Activity:
Please write out all the data that follows exactly, without the pictures.

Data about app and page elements
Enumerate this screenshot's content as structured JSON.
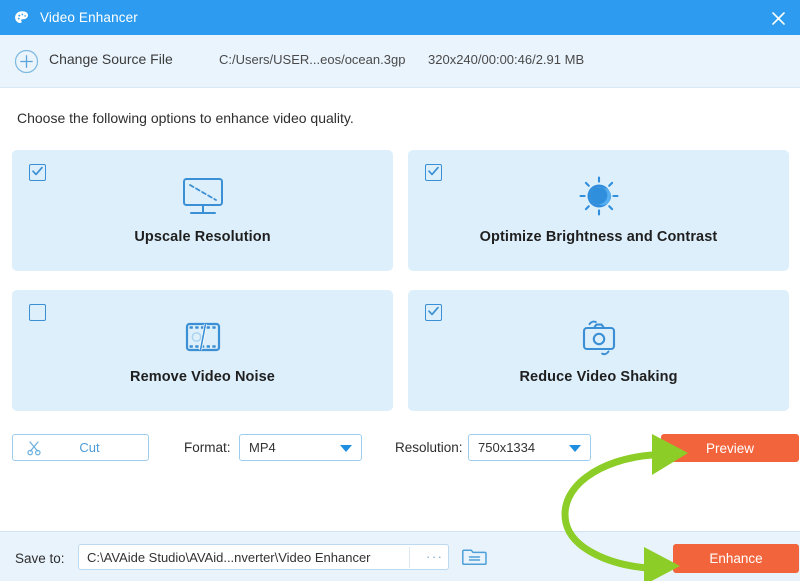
{
  "window": {
    "title": "Video Enhancer",
    "logo_icon": "palette-icon",
    "close_icon": "close-icon",
    "titlebar_color": "#2d9cf0"
  },
  "source_bar": {
    "add_icon": "plus-circle-icon",
    "change_source_label": "Change Source File",
    "path": "C:/Users/USER...eos/ocean.3gp",
    "meta": "320x240/00:00:46/2.91 MB"
  },
  "instruction": "Choose the following options to enhance video quality.",
  "options": [
    {
      "label": "Upscale Resolution",
      "checked": true,
      "icon": "monitor-upscale-icon"
    },
    {
      "label": "Optimize Brightness and Contrast",
      "checked": true,
      "icon": "sun-brightness-icon"
    },
    {
      "label": "Remove Video Noise",
      "checked": false,
      "icon": "film-strip-icon"
    },
    {
      "label": "Reduce Video Shaking",
      "checked": true,
      "icon": "camera-stabilize-icon"
    }
  ],
  "controls": {
    "cut_label": "Cut",
    "cut_icon": "scissors-icon",
    "format_label": "Format:",
    "format_value": "MP4",
    "resolution_label": "Resolution:",
    "resolution_value": "750x1334",
    "dropdown_icon": "chevron-down-icon",
    "preview_label": "Preview"
  },
  "save_bar": {
    "save_to_label": "Save to:",
    "path_value": "C:\\AVAide Studio\\AVAid...nverter\\Video Enhancer",
    "browse_dots": "···",
    "folder_icon": "open-folder-icon",
    "enhance_label": "Enhance"
  },
  "annotation": {
    "type": "curved-double-arrow",
    "color": "#8cce27",
    "points_to": [
      "Preview",
      "Enhance"
    ]
  },
  "colors": {
    "accent_blue": "#2d9cf0",
    "card_bg": "#ddeffb",
    "primary_orange": "#f2653c",
    "annotation_green": "#8cce27"
  }
}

Expected output:
Enumerate this screenshot's content as structured JSON.
{
  "window": {
    "title": "Video Enhancer",
    "logo_icon": "palette-icon",
    "close_icon": "close-icon",
    "titlebar_color": "#2d9cf0"
  },
  "source_bar": {
    "add_icon": "plus-circle-icon",
    "change_source_label": "Change Source File",
    "path": "C:/Users/USER...eos/ocean.3gp",
    "meta": "320x240/00:00:46/2.91 MB"
  },
  "instruction": "Choose the following options to enhance video quality.",
  "options": [
    {
      "label": "Upscale Resolution",
      "checked": true,
      "icon": "monitor-upscale-icon"
    },
    {
      "label": "Optimize Brightness and Contrast",
      "checked": true,
      "icon": "sun-brightness-icon"
    },
    {
      "label": "Remove Video Noise",
      "checked": false,
      "icon": "film-strip-icon"
    },
    {
      "label": "Reduce Video Shaking",
      "checked": true,
      "icon": "camera-stabilize-icon"
    }
  ],
  "controls": {
    "cut_label": "Cut",
    "cut_icon": "scissors-icon",
    "format_label": "Format:",
    "format_value": "MP4",
    "resolution_label": "Resolution:",
    "resolution_value": "750x1334",
    "dropdown_icon": "chevron-down-icon",
    "preview_label": "Preview"
  },
  "save_bar": {
    "save_to_label": "Save to:",
    "path_value": "C:\\AVAide Studio\\AVAid...nverter\\Video Enhancer",
    "browse_dots": "···",
    "folder_icon": "open-folder-icon",
    "enhance_label": "Enhance"
  },
  "annotation": {
    "type": "curved-double-arrow",
    "color": "#8cce27",
    "points_to": [
      "Preview",
      "Enhance"
    ]
  },
  "colors": {
    "accent_blue": "#2d9cf0",
    "card_bg": "#ddeffb",
    "primary_orange": "#f2653c",
    "annotation_green": "#8cce27"
  }
}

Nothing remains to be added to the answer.